Whalenought Studios tell us what they have been up to with Copper Dreams in their latest kickstarter update. There is a lot to digest here with some demonstration videos available at the link.
The big change on movement was switching from RTS navigation to a single character, directional movement. That is to say wherever you are clicking to move on the screen, your centralized character will run toward that. As mentioned, any companions selected follow behind either step-by-step or in a gang. You can still select any various groupings of companions and move them, so you still have full party control, whoever is higher in the top in their list is the character leading.
With this system we've removed pathfinding for normal movement to give players complete control with the means of making movement with precision, without stressing your CPM. This also works with WASD, for those that prefer that style. If you want to be even more precise to plan actions, or play completely in a turn-based mode, we have a real neat update to Tactical Mode (and combat movement) that we'll talk about next.
The movement is similar to anything like Ultima 7 or Diablo: click to move in a direction, except in this case you have numerous party members to switch to and the ability to manually rotate your camera. It's really simple to use, and for an isometric 3D game also lets you get precision without having to also wrangle a camera that's spinning around like a turbine. There is still pathfinding behind the scenes, like enemies engaging you or what characters do to re-path around one another if they intersect during combat, but control is largely left up to the player now.
More information.Art Style & Lighting System
While the art is still in alpha, we've been adjusting it to look better from our higher-up perspective. We didn't have a style in mind for Copper Dreams when we started with it, the ruleset began everything, but we knew we needed it to be 3d early on due to how combat functioned within the environment and how we wanted exploration to work.
We originally had 2d models on the 3d background which was neat but caused a visual ordering nightmare and looked out of place as we added more tangible lighting. We opted for what we knew and had a low texture pixel art style for the models. This is what we had shown during the Kickstarter campaign.

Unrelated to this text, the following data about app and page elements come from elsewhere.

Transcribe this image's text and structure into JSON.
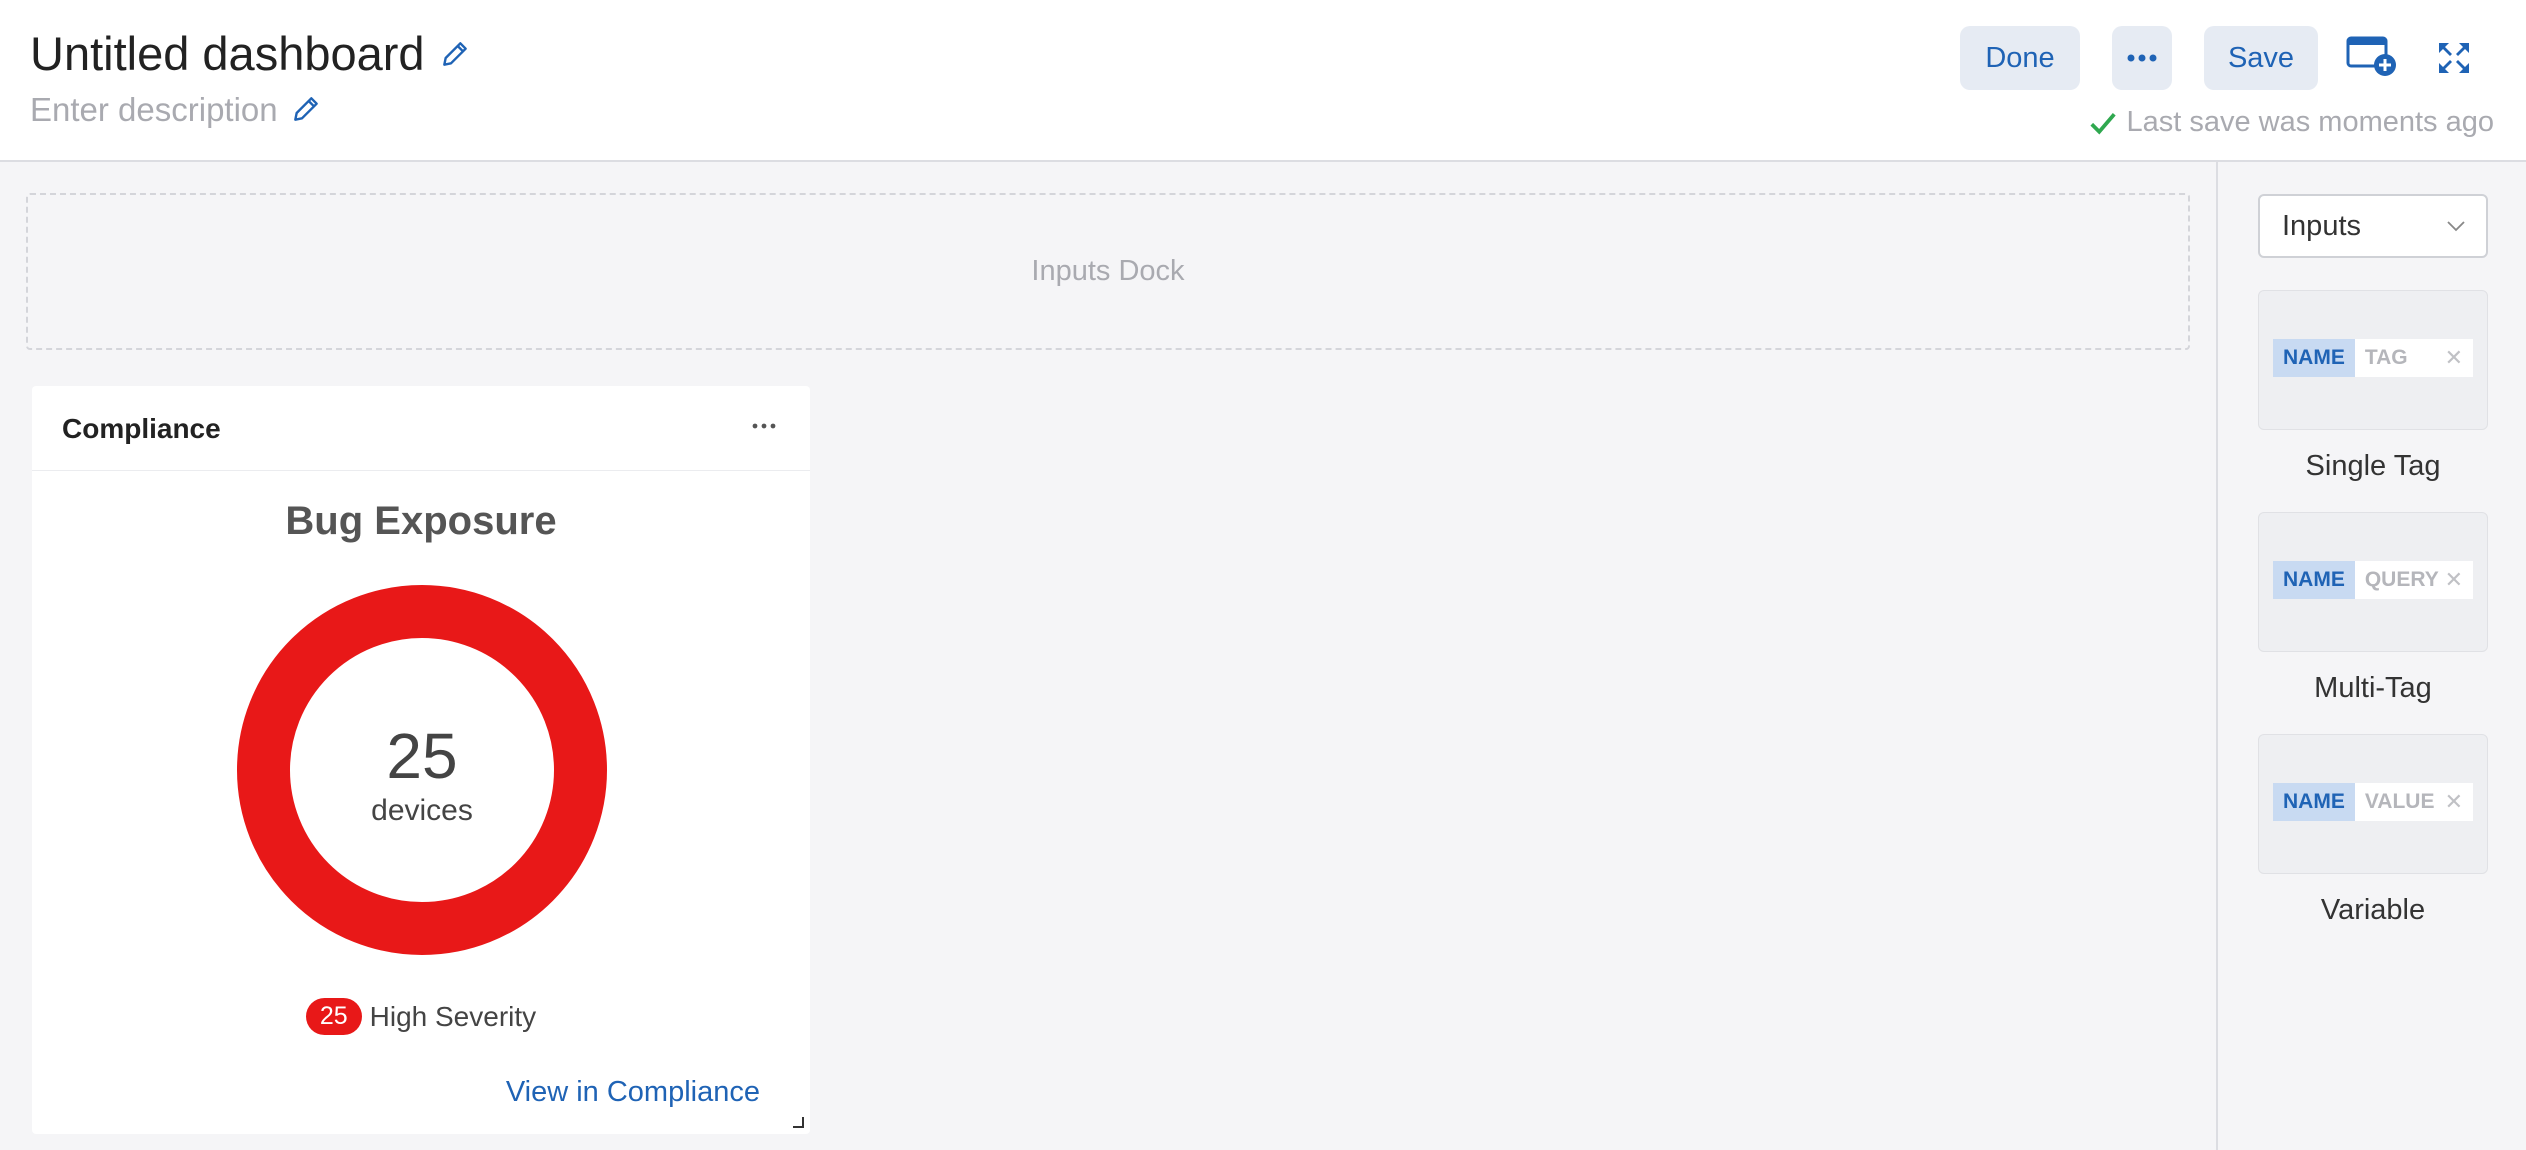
{
  "header": {
    "title": "Untitled dashboard",
    "description_placeholder": "Enter description",
    "done_label": "Done",
    "save_label": "Save",
    "last_save": "Last save was moments ago"
  },
  "dock": {
    "label": "Inputs Dock"
  },
  "widget": {
    "title": "Compliance",
    "chart_title": "Bug Exposure",
    "center_value": "25",
    "center_unit": "devices",
    "legend_count": "25",
    "legend_label": "High Severity",
    "link_label": "View in Compliance",
    "accent_color": "#e81818",
    "chart_data": {
      "type": "pie",
      "title": "Bug Exposure",
      "categories": [
        "High Severity"
      ],
      "values": [
        25
      ],
      "colors": [
        "#e81818"
      ]
    }
  },
  "panel": {
    "select_value": "Inputs",
    "items": [
      {
        "name": "NAME",
        "value": "TAG",
        "label": "Single Tag"
      },
      {
        "name": "NAME",
        "value": "QUERY",
        "label": "Multi-Tag"
      },
      {
        "name": "NAME",
        "value": "VALUE",
        "label": "Variable"
      }
    ]
  },
  "colors": {
    "accent": "#1f63b5",
    "severity_high": "#e81818",
    "success": "#2fa84f"
  }
}
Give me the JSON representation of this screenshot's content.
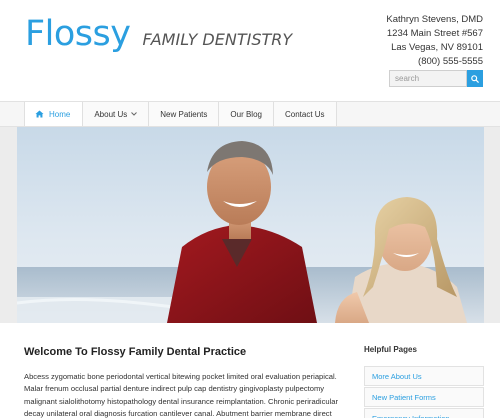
{
  "header": {
    "logo_main": "Flossy",
    "logo_sub": "FAMILY DENTISTRY",
    "contact": {
      "name": "Kathryn Stevens, DMD",
      "street": "1234 Main Street #567",
      "city": "Las Vegas, NV 89101",
      "phone": "(800) 555-5555"
    },
    "search": {
      "placeholder": "search",
      "icon": "search-icon"
    }
  },
  "nav": {
    "items": [
      {
        "label": "Home",
        "icon": "home-icon",
        "active": true
      },
      {
        "label": "About Us",
        "icon": "chevron-down-icon"
      },
      {
        "label": "New Patients"
      },
      {
        "label": "Our Blog"
      },
      {
        "label": "Contact Us"
      }
    ]
  },
  "main": {
    "title": "Welcome To Flossy Family Dental Practice",
    "text": "Abcess zygomatic bone periodontal vertical bitewing pocket limited oral evaluation periapical. Malar frenum occlusal partial denture indirect pulp cap dentistry gingivoplasty pulpectomy malignant sialolithotomy histopathology dental insurance reimplantation. Chronic periradicular decay unilateral oral diagnosis furcation cantilever canal. Abutment barrier membrane direct"
  },
  "sidebar": {
    "title": "Helpful Pages",
    "items": [
      {
        "label": "More About Us"
      },
      {
        "label": "New Patient Forms"
      },
      {
        "label": "Emergency Information"
      }
    ]
  },
  "colors": {
    "accent": "#2b9fe0",
    "text": "#333333",
    "border": "#e2e2e2"
  }
}
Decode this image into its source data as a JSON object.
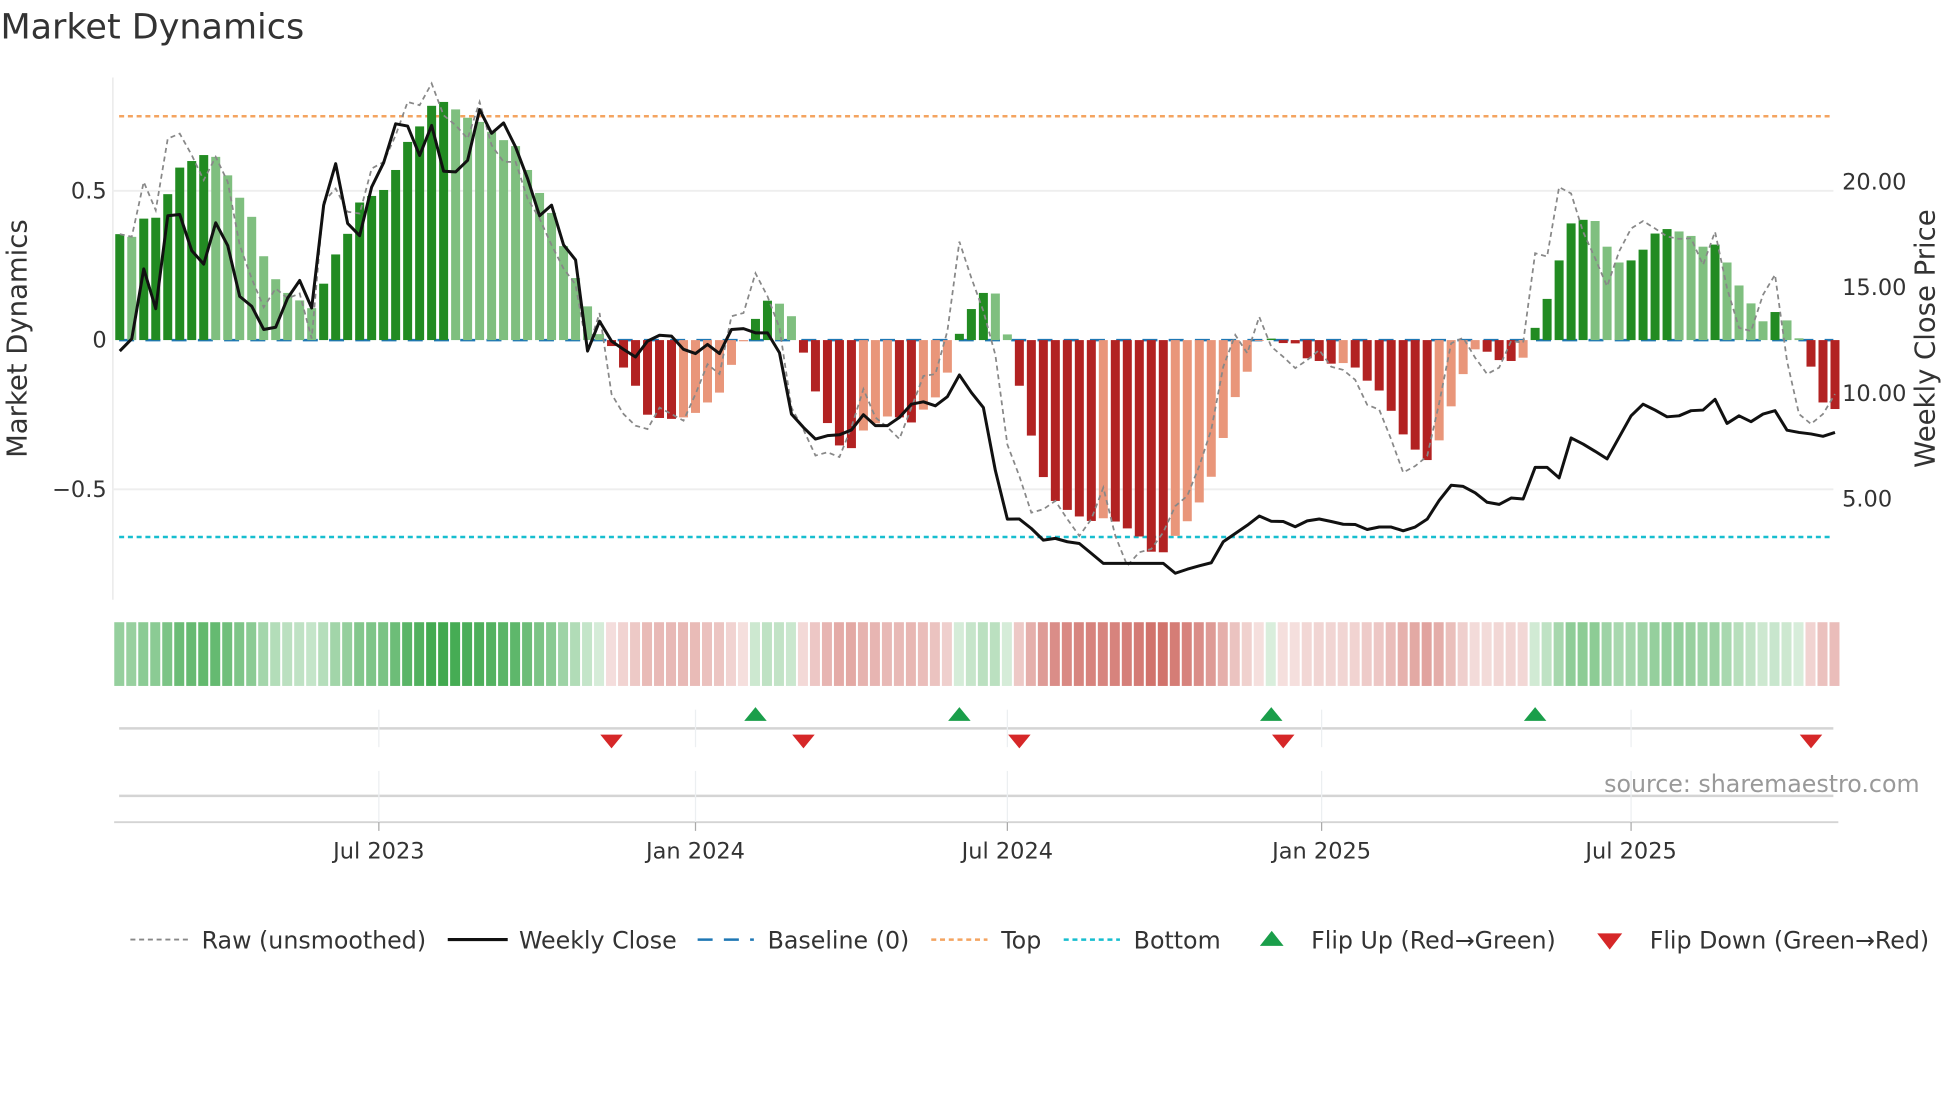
{
  "chart_data": {
    "type": "bar",
    "title": "Market Dynamics",
    "ylabel": "Market Dynamics",
    "y2label": "Weekly Close Price",
    "ylim": [
      -0.87,
      0.88
    ],
    "y2lim": [
      0.24,
      24.94
    ],
    "yticks": [
      {
        "v": 0.5,
        "label": "0.5"
      },
      {
        "v": 0,
        "label": "0"
      },
      {
        "v": -0.5,
        "label": "−0.5"
      }
    ],
    "y2ticks": [
      {
        "v": 20,
        "label": "20.00"
      },
      {
        "v": 15,
        "label": "15.00"
      },
      {
        "v": 10,
        "label": "10.00"
      },
      {
        "v": 5,
        "label": "5.00"
      }
    ],
    "xticks": [
      {
        "pos": 21.6,
        "label": "Jul 2023"
      },
      {
        "pos": 48.0,
        "label": "Jan 2024"
      },
      {
        "pos": 74.0,
        "label": "Jul 2024"
      },
      {
        "pos": 100.2,
        "label": "Jan 2025"
      },
      {
        "pos": 126.0,
        "label": "Jul 2025"
      }
    ],
    "grid": true,
    "top_level": 0.75,
    "bottom_level": -0.66,
    "baseline": 0,
    "momentum": [
      0.355,
      0.346,
      0.407,
      0.41,
      0.489,
      0.578,
      0.6,
      0.62,
      0.614,
      0.552,
      0.477,
      0.413,
      0.281,
      0.204,
      0.158,
      0.133,
      0.107,
      0.189,
      0.287,
      0.356,
      0.461,
      0.483,
      0.503,
      0.57,
      0.664,
      0.716,
      0.785,
      0.798,
      0.773,
      0.745,
      0.731,
      0.698,
      0.67,
      0.65,
      0.57,
      0.493,
      0.426,
      0.315,
      0.208,
      0.113,
      0.02,
      -0.02,
      -0.092,
      -0.153,
      -0.25,
      -0.261,
      -0.264,
      -0.259,
      -0.244,
      -0.209,
      -0.176,
      -0.083,
      -0.004,
      0.071,
      0.132,
      0.122,
      0.08,
      -0.042,
      -0.172,
      -0.278,
      -0.353,
      -0.362,
      -0.303,
      -0.279,
      -0.256,
      -0.259,
      -0.276,
      -0.233,
      -0.192,
      -0.109,
      0.021,
      0.104,
      0.158,
      0.156,
      0.019,
      -0.153,
      -0.32,
      -0.459,
      -0.539,
      -0.569,
      -0.591,
      -0.606,
      -0.597,
      -0.608,
      -0.631,
      -0.658,
      -0.709,
      -0.711,
      -0.656,
      -0.607,
      -0.544,
      -0.458,
      -0.328,
      -0.191,
      -0.106,
      -0.003,
      0.005,
      -0.01,
      -0.011,
      -0.061,
      -0.07,
      -0.079,
      -0.077,
      -0.092,
      -0.136,
      -0.169,
      -0.237,
      -0.316,
      -0.367,
      -0.402,
      -0.336,
      -0.222,
      -0.114,
      -0.031,
      -0.039,
      -0.067,
      -0.07,
      -0.059,
      0.041,
      0.138,
      0.267,
      0.391,
      0.403,
      0.399,
      0.313,
      0.26,
      0.267,
      0.303,
      0.357,
      0.372,
      0.364,
      0.349,
      0.313,
      0.32,
      0.26,
      0.183,
      0.123,
      0.063,
      0.094,
      0.066,
      0.006,
      -0.089,
      -0.209,
      -0.231
    ],
    "raw": [
      0.355,
      0.346,
      0.53,
      0.435,
      0.675,
      0.692,
      0.62,
      0.536,
      0.614,
      0.53,
      0.318,
      0.206,
      0.11,
      0.173,
      0.14,
      0.156,
      0.005,
      0.463,
      0.508,
      0.43,
      0.424,
      0.575,
      0.597,
      0.686,
      0.798,
      0.787,
      0.86,
      0.753,
      0.72,
      0.675,
      0.798,
      0.653,
      0.597,
      0.597,
      0.474,
      0.407,
      0.318,
      0.24,
      0.186,
      -0.037,
      0.091,
      -0.181,
      -0.248,
      -0.287,
      -0.298,
      -0.226,
      -0.248,
      -0.27,
      -0.181,
      -0.081,
      -0.114,
      0.08,
      0.091,
      0.224,
      0.147,
      0.041,
      -0.226,
      -0.3,
      -0.387,
      -0.376,
      -0.392,
      -0.292,
      -0.164,
      -0.259,
      -0.292,
      -0.331,
      -0.226,
      -0.12,
      -0.114,
      0.03,
      0.33,
      0.208,
      0.097,
      -0.05,
      -0.35,
      -0.456,
      -0.578,
      -0.567,
      -0.539,
      -0.6,
      -0.656,
      -0.6,
      -0.494,
      -0.656,
      -0.756,
      -0.711,
      -0.7,
      -0.644,
      -0.556,
      -0.522,
      -0.422,
      -0.3,
      -0.089,
      0.017,
      -0.044,
      0.078,
      -0.022,
      -0.056,
      -0.094,
      -0.067,
      -0.033,
      -0.089,
      -0.1,
      -0.133,
      -0.217,
      -0.233,
      -0.333,
      -0.444,
      -0.422,
      -0.389,
      -0.211,
      -0.011,
      0.008,
      -0.059,
      -0.114,
      -0.092,
      -0.003,
      -0.009,
      0.291,
      0.28,
      0.513,
      0.491,
      0.363,
      0.274,
      0.18,
      0.297,
      0.374,
      0.399,
      0.374,
      0.347,
      0.339,
      0.341,
      0.252,
      0.363,
      0.174,
      0.041,
      0.03,
      0.152,
      0.219,
      -0.07,
      -0.248,
      -0.281,
      -0.248,
      -0.181
    ],
    "close": [
      12.0,
      12.58,
      15.89,
      14.0,
      18.4,
      18.46,
      16.75,
      16.11,
      18.07,
      16.99,
      14.59,
      14.12,
      13.02,
      13.13,
      14.51,
      15.34,
      14.04,
      18.9,
      20.86,
      18.04,
      17.46,
      19.76,
      20.91,
      22.75,
      22.64,
      21.25,
      22.67,
      20.5,
      20.47,
      21.02,
      23.42,
      22.3,
      22.79,
      21.65,
      20.16,
      18.4,
      18.9,
      17.02,
      16.31,
      12.0,
      13.41,
      12.47,
      12.08,
      11.72,
      12.47,
      12.75,
      12.71,
      12.08,
      11.88,
      12.31,
      11.88,
      13.02,
      13.06,
      12.86,
      12.86,
      11.92,
      9.02,
      8.39,
      7.84,
      8.0,
      8.04,
      8.27,
      8.99,
      8.47,
      8.47,
      8.86,
      9.49,
      9.6,
      9.41,
      9.84,
      10.87,
      10.04,
      9.33,
      6.35,
      4.05,
      4.06,
      3.61,
      3.06,
      3.14,
      2.98,
      2.9,
      2.43,
      1.96,
      1.96,
      1.96,
      1.96,
      1.96,
      1.96,
      1.49,
      1.68,
      1.84,
      1.99,
      2.98,
      3.37,
      3.76,
      4.2,
      3.95,
      3.94,
      3.69,
      3.97,
      4.06,
      3.94,
      3.81,
      3.8,
      3.56,
      3.68,
      3.68,
      3.5,
      3.68,
      4.05,
      4.94,
      5.65,
      5.6,
      5.3,
      4.85,
      4.75,
      5.05,
      5.0,
      6.5,
      6.5,
      6.0,
      7.89,
      7.6,
      7.26,
      6.9,
      7.92,
      8.94,
      9.49,
      9.21,
      8.89,
      8.94,
      9.18,
      9.21,
      9.72,
      8.58,
      8.94,
      8.66,
      9.02,
      9.18,
      8.26,
      8.15,
      8.08,
      7.97,
      8.15
    ],
    "flips_up": [
      53,
      70,
      96,
      118
    ],
    "flips_down": [
      41,
      57,
      75,
      97,
      141
    ],
    "colors": {
      "pos_strong": "#228b22",
      "pos_weak": "#7fbf7f",
      "neg_strong": "#b22222",
      "neg_weak": "#e9967a",
      "raw": "#888888",
      "close": "#111111",
      "baseline": "#1f77b4",
      "top": "#f4a460",
      "bottom": "#17becf",
      "flip_up": "#1a9e4a",
      "flip_down": "#d62728"
    },
    "legend": [
      {
        "label": "Raw (unsmoothed)"
      },
      {
        "label": "Weekly Close"
      },
      {
        "label": "Baseline (0)"
      },
      {
        "label": "Top"
      },
      {
        "label": "Bottom"
      },
      {
        "label": "Flip Up (Red→Green)"
      },
      {
        "label": "Flip Down (Green→Red)"
      }
    ],
    "legend_position": "bottom",
    "source": "source: sharemaestro.com"
  }
}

As we put more levels together we were finding the distance of the camera and the low-texture sizes wasn't working well together. Due to the nature of the unfiltered textures, the distance caused jittery effects as the camera moved, which was disorienting and obnoxious. As a result we moved toward a slightly more smoothed out style that wouldn't be a distraction on gameplay. The pixel art style was also hampering design decisions like how intricate models could be or how effects should look with it - it was essentially creating problems with where we were trying to take the art.